Zelda Zinger asks

Have you recently signed off an email with the words “yours sincerely”? Have you sent a text to say “thanks”? Do you still leave voice mail messages?   Dear God. If so, sit down, we have to have a little chat. The fact is that you may be hopelessly out of step with the brave new etiquette of digital communications.

A bright young whipper snapper writing for the New York Times has pointed out that modern media of communication require new protocols. Without these you risk rudely wasting your interlocutor’s precious time - or worse - identifying yourself as someone who doesn’t quite get it.

Digital natives, that is to say those who have grown up posting videos of themselves on YouTube and being bullied on Facebook, are throwing out antiquated social niceties that have evolved when communicating.

These are the people who might never have occasion to put a pen to paper and write a letter, and who have never had to ask the question, “What does LOL mean?”

Nick Bilton, the writer, points out that when the telephone was invented people picked it up in silence, not knowing how to greet the caller. Its inventor, Alexander Graham Bell suggested that the correct form should be shouting “ahoy”, as if approaching a ship. Eventually we arrived at the socially functional “hello”.

The new rules suggest that for email, there is no longer a need for the varied registers of signing off. Remember learning these?

According to Miss Debrette, who charmingly argues that the art of letter writing is “far from dead”:

“The sign-off depends on the salutation. As a broad rule, if you addressed the letter to 'Dear Mr Debrette' the sign off is 'Yours sincerely'. If addressed to 'Dear Sir/Madam', then 'Yours faithfully' is correct.

“For more personal correspondence, letters can begin with something informal such as 'Dear John'; sign-offs such as 'With love', 'Best wishes' or 'Love from' are usual".

But Miss Manners also insists on the use of quality stationery in the crazy panoply of white, ivory or cream.

As one who recalls sitting through a lesson on how to properly punctuate a mailing address, it is the sign off I think I will miss most. These of course were mainly developed by aspiring novelists and men of letters, often being driven to oleaginous heights by those who were hoping to get cash from patrons.

Something like  “I hope for your favourable Acceptance of this Mark of my Affection and Respect, and have the Honour to be Your Excellency’s most obedient, and Most Humble Servant.”

Most of us who insist on the sign off simplify - “regards” can be warm, kind or sternly utilitarian without the adjectives. “Sincerely”, as opposed to admitting you are lying through your teeth. “Cheers” if you think your breezy bonhomie wins friends and influences people rather than makes them think you a bit of an idiot.

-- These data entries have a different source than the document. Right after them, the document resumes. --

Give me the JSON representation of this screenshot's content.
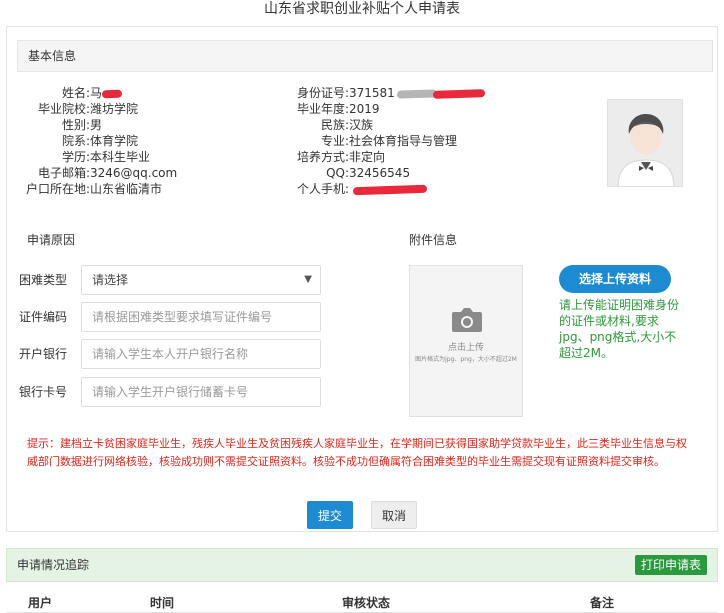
{
  "page_title": "山东省求职创业补贴个人申请表",
  "basic_info": {
    "section_title": "基本信息",
    "left": [
      {
        "label": "姓名:",
        "value": "马"
      },
      {
        "label": "毕业院校:",
        "value": "潍坊学院"
      },
      {
        "label": "性别:",
        "value": "男"
      },
      {
        "label": "院系:",
        "value": "体育学院"
      },
      {
        "label": "学历:",
        "value": "本科生毕业"
      },
      {
        "label": "电子邮箱:",
        "value": "3246@qq.com"
      },
      {
        "label": "户口所在地:",
        "value": "山东省临清市"
      }
    ],
    "right": [
      {
        "label": "身份证号:",
        "value": "371581"
      },
      {
        "label": "毕业年度:",
        "value": "2019"
      },
      {
        "label": "民族:",
        "value": "汉族"
      },
      {
        "label": "专业:",
        "value": "社会体育指导与管理"
      },
      {
        "label": "培养方式:",
        "value": "非定向"
      },
      {
        "label": "QQ:",
        "value": "32456545"
      },
      {
        "label": "个人手机:",
        "value": ""
      }
    ]
  },
  "application": {
    "reason_title": "申请原因",
    "attachment_title": "附件信息",
    "fields": [
      {
        "label": "困难类型",
        "value": "请选择"
      },
      {
        "label": "证件编码",
        "placeholder": "请根据困难类型要求填写证件编号"
      },
      {
        "label": "开户银行",
        "placeholder": "请输入学生本人开户银行名称"
      },
      {
        "label": "银行卡号",
        "placeholder": "请输入学生开户银行储蓄卡号"
      }
    ],
    "upload_box_text": "点击上传",
    "upload_box_subtext": "图片格式为jpg、png，大小不超过2M",
    "upload_button": "选择上传资料",
    "upload_tip": "请上传能证明困难身份的证件或材料,要求jpg、png格式,大小不超过2M。"
  },
  "hint": "提示：建档立卡贫困家庭毕业生，残疾人毕业生及贫困残疾人家庭毕业生，在学期间已获得国家助学贷款毕业生，此三类毕业生信息与权威部门数据进行网络核验，核验成功则不需提交证照资料。核验不成功但确属符合困难类型的毕业生需提交现有证照资料提交审核。",
  "buttons": {
    "submit": "提交",
    "cancel": "取消"
  },
  "tracking": {
    "title": "申请情况追踪",
    "print_button": "打印申请表",
    "columns": [
      "用户",
      "时间",
      "审核状态",
      "备注"
    ]
  },
  "colors": {
    "primary": "#1c8bd2",
    "danger": "#e1251b",
    "success": "#2b9a3f",
    "redact": "#e8283b"
  }
}
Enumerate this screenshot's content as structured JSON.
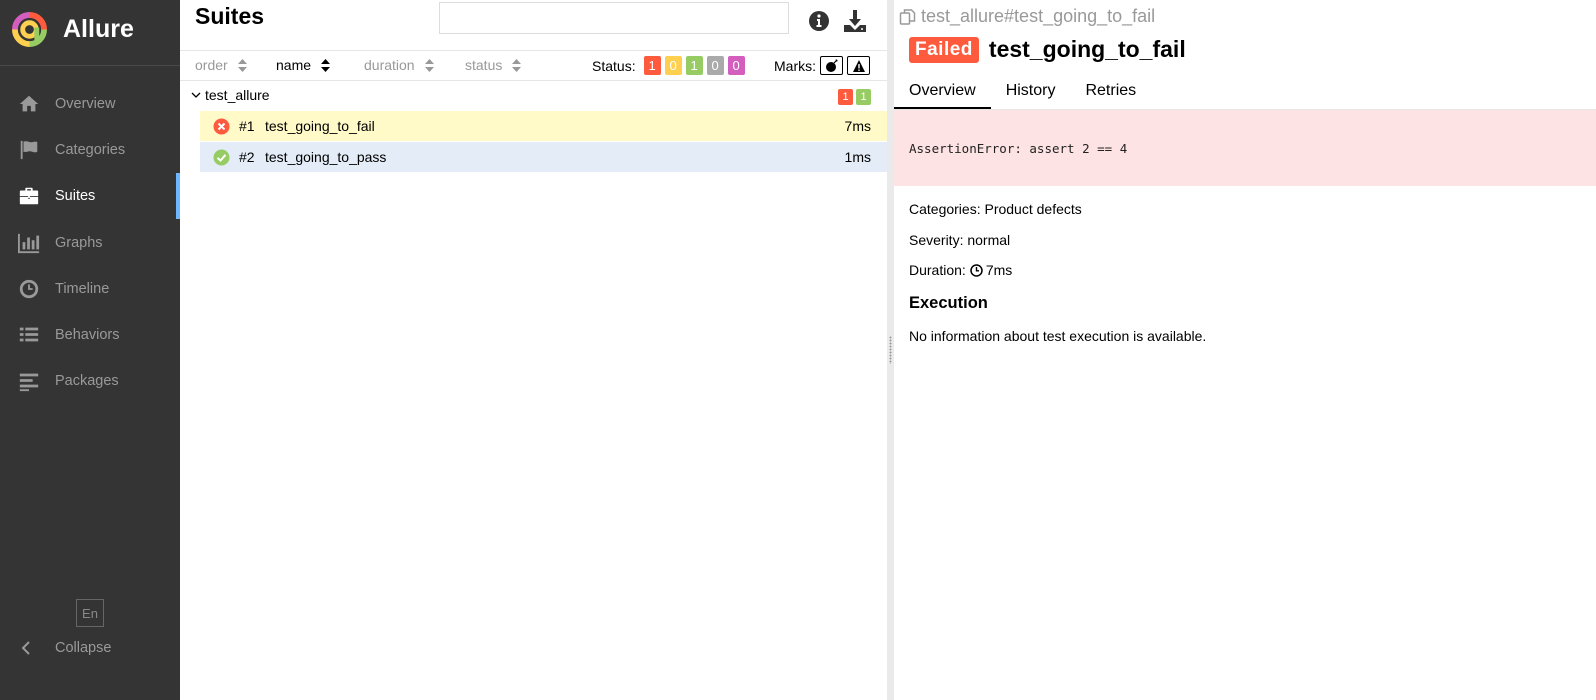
{
  "app": {
    "name": "Allure",
    "accent": "#6eb6ff",
    "sidebar_bg": "#343434"
  },
  "sidebar": {
    "items": [
      {
        "label": "Overview",
        "icon": "home-icon"
      },
      {
        "label": "Categories",
        "icon": "flag-icon"
      },
      {
        "label": "Suites",
        "icon": "briefcase-icon",
        "active": true
      },
      {
        "label": "Graphs",
        "icon": "bar-chart-icon"
      },
      {
        "label": "Timeline",
        "icon": "clock-icon"
      },
      {
        "label": "Behaviors",
        "icon": "list-icon"
      },
      {
        "label": "Packages",
        "icon": "align-left-icon"
      }
    ],
    "language": "En",
    "collapse_label": "Collapse"
  },
  "suites": {
    "title": "Suites",
    "search": {
      "value": "",
      "placeholder": ""
    },
    "sort_columns": [
      {
        "label": "order"
      },
      {
        "label": "name",
        "active": true
      },
      {
        "label": "duration"
      },
      {
        "label": "status"
      }
    ],
    "status_filter": {
      "label": "Status:",
      "counts": [
        {
          "value": "1",
          "status": "failed",
          "color": "#fd5a3e"
        },
        {
          "value": "0",
          "status": "broken",
          "color": "#ffd050"
        },
        {
          "value": "1",
          "status": "passed",
          "color": "#97cc64"
        },
        {
          "value": "0",
          "status": "skipped",
          "color": "#aaaaaa"
        },
        {
          "value": "0",
          "status": "unknown",
          "color": "#d35ebe"
        }
      ]
    },
    "marks": {
      "label": "Marks:",
      "items": [
        "flaky-icon",
        "warning-icon"
      ]
    },
    "groups": [
      {
        "name": "test_allure",
        "counts": [
          {
            "value": "1",
            "color": "#fd5a3e"
          },
          {
            "value": "1",
            "color": "#97cc64"
          }
        ],
        "tests": [
          {
            "num": "#1",
            "name": "test_going_to_fail",
            "duration": "7ms",
            "status": "failed",
            "icon": "failed-circle-icon"
          },
          {
            "num": "#2",
            "name": "test_going_to_pass",
            "duration": "1ms",
            "status": "passed",
            "icon": "passed-circle-icon"
          }
        ]
      }
    ]
  },
  "detail": {
    "breadcrumb": "test_allure#test_going_to_fail",
    "status_label": "Failed",
    "title": "test_going_to_fail",
    "tabs": [
      {
        "label": "Overview",
        "active": true
      },
      {
        "label": "History"
      },
      {
        "label": "Retries"
      }
    ],
    "error_message": "AssertionError: assert 2 == 4",
    "categories_label": "Categories:",
    "categories_value": "Product defects",
    "severity_label": "Severity:",
    "severity_value": "normal",
    "duration_label": "Duration:",
    "duration_value": "7ms",
    "execution_heading": "Execution",
    "execution_text": "No information about test execution is available."
  }
}
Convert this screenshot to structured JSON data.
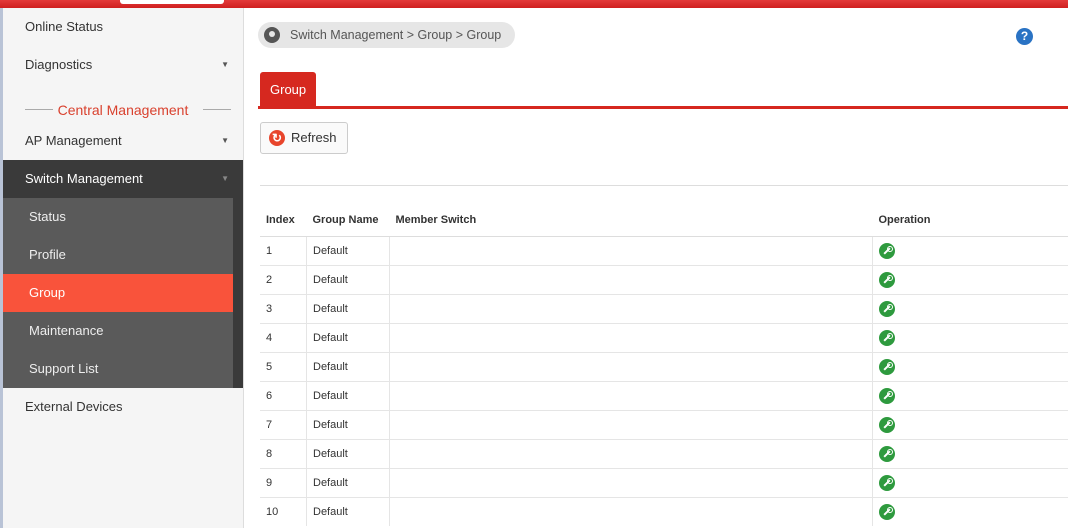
{
  "sidebar": {
    "top_items": [
      {
        "label": "Online Status",
        "has_caret": false
      },
      {
        "label": "Diagnostics",
        "has_caret": true
      }
    ],
    "section_title": "Central Management",
    "ap_management": "AP Management",
    "switch_management": "Switch Management",
    "switch_sub_items": [
      "Status",
      "Profile",
      "Group",
      "Maintenance",
      "Support List"
    ],
    "active_sub_item": "Group",
    "external_devices": "External Devices"
  },
  "breadcrumb": "Switch Management > Group > Group",
  "tabs": [
    {
      "label": "Group",
      "active": true
    }
  ],
  "toolbar": {
    "refresh_label": "Refresh"
  },
  "table": {
    "headers": [
      "Index",
      "Group Name",
      "Member Switch",
      "Operation"
    ],
    "rows": [
      {
        "index": "1",
        "group_name": "Default",
        "member_switch": ""
      },
      {
        "index": "2",
        "group_name": "Default",
        "member_switch": ""
      },
      {
        "index": "3",
        "group_name": "Default",
        "member_switch": ""
      },
      {
        "index": "4",
        "group_name": "Default",
        "member_switch": ""
      },
      {
        "index": "5",
        "group_name": "Default",
        "member_switch": ""
      },
      {
        "index": "6",
        "group_name": "Default",
        "member_switch": ""
      },
      {
        "index": "7",
        "group_name": "Default",
        "member_switch": ""
      },
      {
        "index": "8",
        "group_name": "Default",
        "member_switch": ""
      },
      {
        "index": "9",
        "group_name": "Default",
        "member_switch": ""
      },
      {
        "index": "10",
        "group_name": "Default",
        "member_switch": ""
      }
    ]
  },
  "icons": {
    "breadcrumb": "location-pin-icon",
    "help": "help-icon",
    "refresh": "refresh-icon",
    "operation": "wrench-icon"
  },
  "colors": {
    "accent_red": "#d6281f",
    "active_orange": "#f9533b",
    "sidebar_dark": "#3a3a3a",
    "sidebar_sub": "#5a5a5a",
    "help_blue": "#2a73c4",
    "operation_green": "#2e9a3e"
  }
}
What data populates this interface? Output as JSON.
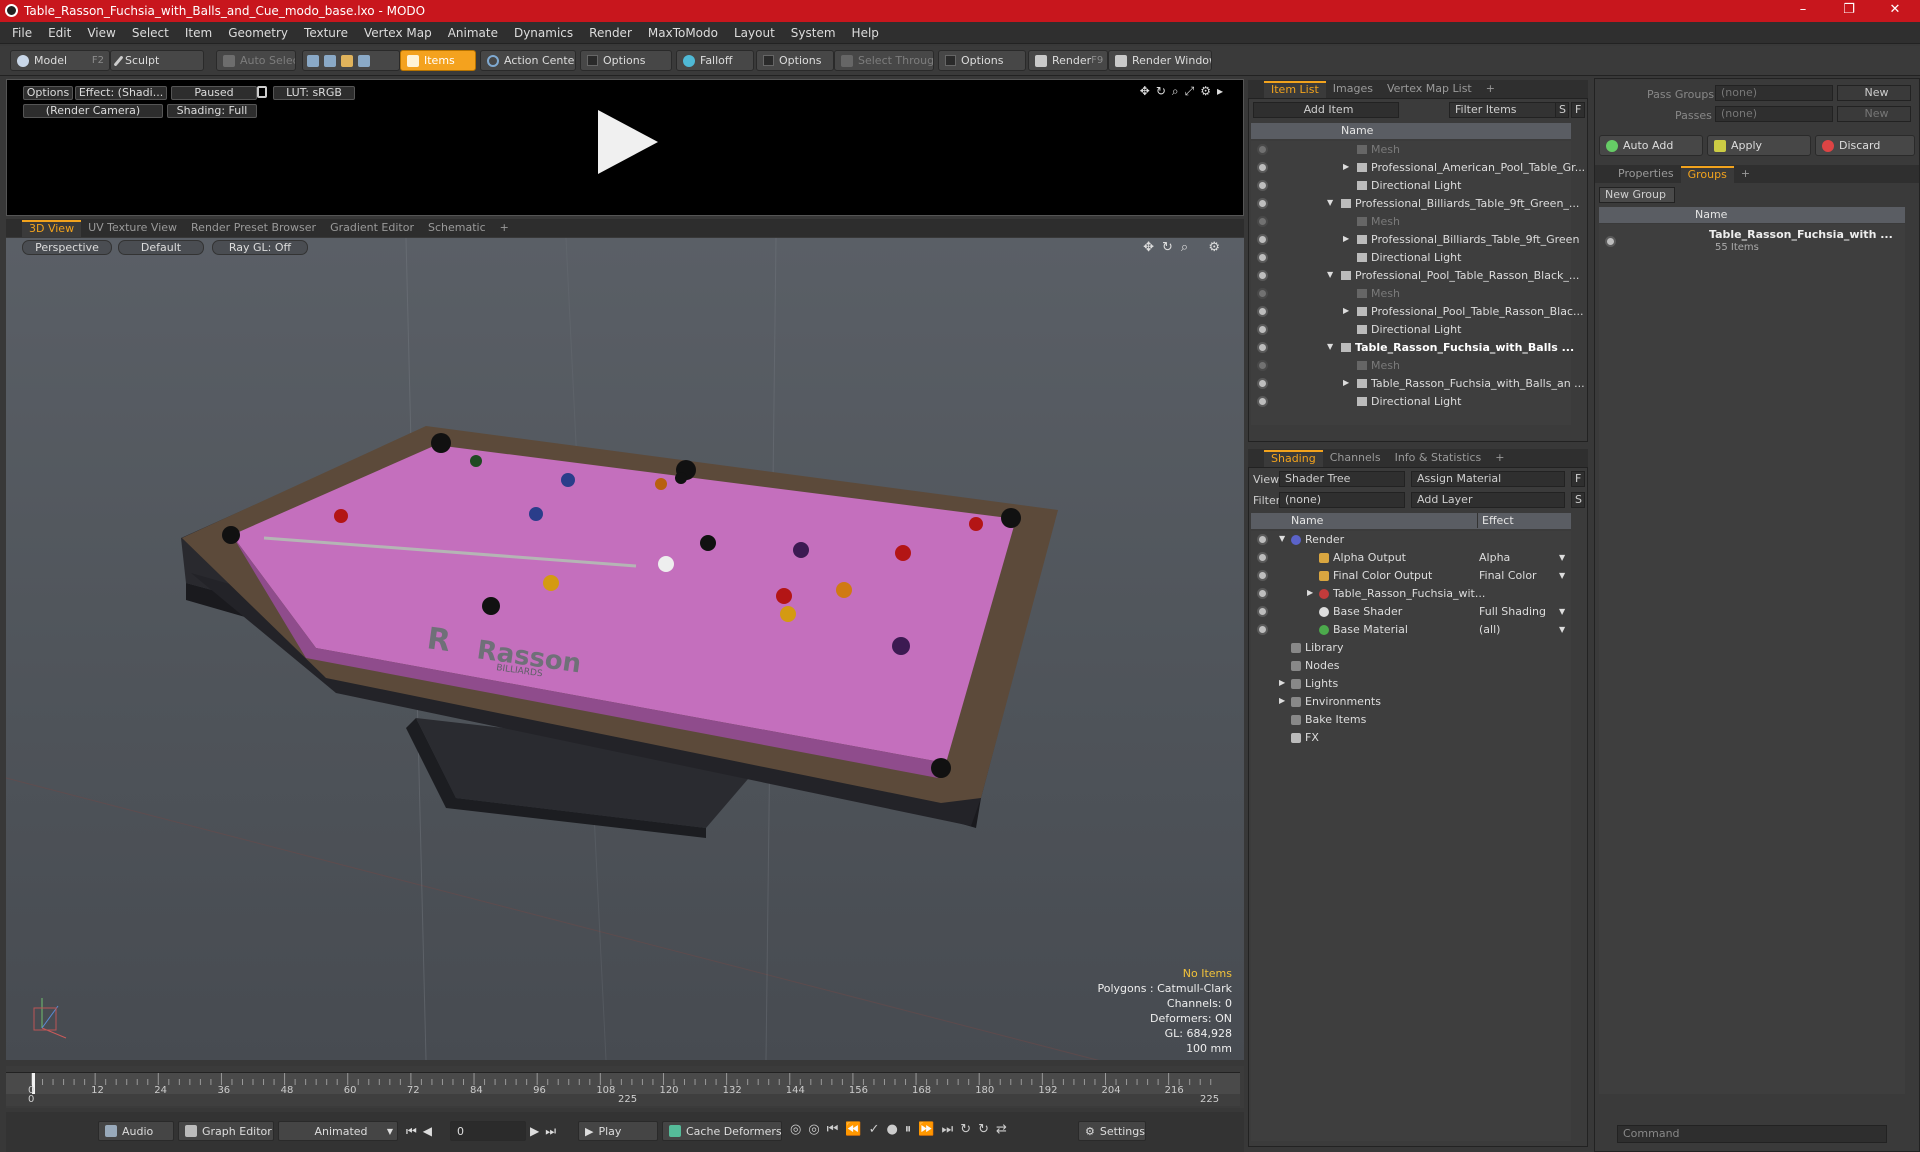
{
  "window": {
    "title": "Table_Rasson_Fuchsia_with_Balls_and_Cue_modo_base.lxo - MODO",
    "min": "–",
    "max": "❐",
    "close": "✕"
  },
  "menu": [
    "File",
    "Edit",
    "View",
    "Select",
    "Item",
    "Geometry",
    "Texture",
    "Vertex Map",
    "Animate",
    "Dynamics",
    "Render",
    "MaxToModo",
    "Layout",
    "System",
    "Help"
  ],
  "toolbar": {
    "model": "Model",
    "model_key": "F2",
    "sculpt": "Sculpt",
    "auto_select": "Auto Select",
    "items": "Items",
    "action_center": "Action Center",
    "options1": "Options",
    "falloff": "Falloff",
    "options2": "Options",
    "select_through": "Select Through",
    "options3": "Options",
    "render": "Render",
    "render_key": "F9",
    "render_window": "Render Window"
  },
  "preview": {
    "options": "Options",
    "effect": "Effect: (Shadi...",
    "paused": "Paused",
    "lut": "LUT: sRGB",
    "camera": "(Render Camera)",
    "shading": "Shading: Full"
  },
  "view_tabs": [
    "3D View",
    "UV Texture View",
    "Render Preset Browser",
    "Gradient Editor",
    "Schematic",
    "+"
  ],
  "viewport": {
    "perspective": "Perspective",
    "default": "Default",
    "raygl": "Ray GL: Off",
    "logo_main": "Rasson",
    "logo_sub": "BILLIARDS",
    "info": {
      "no_items": "No Items",
      "polygons": "Polygons : Catmull-Clark",
      "channels": "Channels: 0",
      "deformers": "Deformers: ON",
      "gl": "GL: 684,928",
      "scale": "100 mm"
    }
  },
  "timeline": {
    "ticks": [
      "0",
      "12",
      "24",
      "36",
      "48",
      "60",
      "72",
      "84",
      "96",
      "108",
      "120",
      "132",
      "144",
      "156",
      "168",
      "180",
      "192",
      "204",
      "216"
    ],
    "start": "0",
    "mid": "225",
    "end": "225"
  },
  "bottom": {
    "audio": "Audio",
    "graph_editor": "Graph Editor",
    "animated": "Animated",
    "frame": "0",
    "play": "Play",
    "cache": "Cache Deformers",
    "settings": "Settings"
  },
  "item_tabs": [
    "Item List",
    "Images",
    "Vertex Map List",
    "+"
  ],
  "item_list": {
    "add_item": "Add Item",
    "filter": "Filter Items",
    "s": "S",
    "f": "F",
    "name_col": "Name",
    "rows": [
      {
        "label": "Mesh",
        "indent": 2,
        "dim": true,
        "arrow": ""
      },
      {
        "label": "Professional_American_Pool_Table_Gr...",
        "indent": 2,
        "dim": false,
        "arrow": "▶"
      },
      {
        "label": "Directional Light",
        "indent": 2,
        "dim": false,
        "arrow": ""
      },
      {
        "label": "Professional_Billiards_Table_9ft_Green_...",
        "indent": 1,
        "dim": false,
        "arrow": "▼"
      },
      {
        "label": "Mesh",
        "indent": 2,
        "dim": true,
        "arrow": ""
      },
      {
        "label": "Professional_Billiards_Table_9ft_Green",
        "indent": 2,
        "dim": false,
        "arrow": "▶"
      },
      {
        "label": "Directional Light",
        "indent": 2,
        "dim": false,
        "arrow": ""
      },
      {
        "label": "Professional_Pool_Table_Rasson_Black_...",
        "indent": 1,
        "dim": false,
        "arrow": "▼"
      },
      {
        "label": "Mesh",
        "indent": 2,
        "dim": true,
        "arrow": ""
      },
      {
        "label": "Professional_Pool_Table_Rasson_Blac...",
        "indent": 2,
        "dim": false,
        "arrow": "▶"
      },
      {
        "label": "Directional Light",
        "indent": 2,
        "dim": false,
        "arrow": ""
      },
      {
        "label": "Table_Rasson_Fuchsia_with_Balls ...",
        "indent": 1,
        "dim": false,
        "arrow": "▼",
        "bold": true
      },
      {
        "label": "Mesh",
        "indent": 2,
        "dim": true,
        "arrow": ""
      },
      {
        "label": "Table_Rasson_Fuchsia_with_Balls_an ...",
        "indent": 2,
        "dim": false,
        "arrow": "▶"
      },
      {
        "label": "Directional Light",
        "indent": 2,
        "dim": false,
        "arrow": ""
      }
    ]
  },
  "shading_tabs": [
    "Shading",
    "Channels",
    "Info & Statistics",
    "+"
  ],
  "shading": {
    "view_label": "View",
    "view_value": "Shader Tree",
    "assign": "Assign Material",
    "filter_label": "Filter",
    "filter_value": "(none)",
    "add_layer": "Add Layer",
    "f": "F",
    "s": "S",
    "name_col": "Name",
    "effect_col": "Effect",
    "rows": [
      {
        "label": "Render",
        "effect": "",
        "indent": 0,
        "arrow": "▼"
      },
      {
        "label": "Alpha Output",
        "effect": "Alpha",
        "indent": 1,
        "arrow": ""
      },
      {
        "label": "Final Color Output",
        "effect": "Final Color",
        "indent": 1,
        "arrow": ""
      },
      {
        "label": "Table_Rasson_Fuchsia_wit...",
        "effect": "",
        "indent": 1,
        "arrow": "▶"
      },
      {
        "label": "Base Shader",
        "effect": "Full Shading",
        "indent": 1,
        "arrow": ""
      },
      {
        "label": "Base Material",
        "effect": "(all)",
        "indent": 1,
        "arrow": ""
      },
      {
        "label": "Library",
        "effect": "",
        "indent": 0,
        "arrow": ""
      },
      {
        "label": "Nodes",
        "effect": "",
        "indent": 0,
        "arrow": ""
      },
      {
        "label": "Lights",
        "effect": "",
        "indent": 0,
        "arrow": "▶"
      },
      {
        "label": "Environments",
        "effect": "",
        "indent": 0,
        "arrow": "▶"
      },
      {
        "label": "Bake Items",
        "effect": "",
        "indent": 0,
        "arrow": ""
      },
      {
        "label": "FX",
        "effect": "",
        "indent": 0,
        "arrow": ""
      }
    ]
  },
  "groups": {
    "pass_groups": "Pass Groups",
    "passes": "Passes",
    "none1": "(none)",
    "none2": "(none)",
    "new1": "New",
    "new2": "New",
    "auto_add": "Auto Add",
    "apply": "Apply",
    "discard": "Discard",
    "tabs": [
      "Properties",
      "Groups",
      "+"
    ],
    "new_group": "New Group",
    "name_col": "Name",
    "group_name": "Table_Rasson_Fuchsia_with ...",
    "group_count": "55 Items"
  },
  "command": {
    "placeholder": "Command"
  },
  "colors": {
    "accent": "#f2a31d",
    "title": "#c8161d",
    "felt": "#c46fbd"
  }
}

But in communications via digital means, time is of the essence, and whatever is superfluous marks you out. There is no need to ask for directions when there are Google maps. And if you insist on leaving a voice mail, for the sake of everyone’s sanity, don’t then send an email asking if they got your message.

Thank you.

Yours sincerely, best and as ever,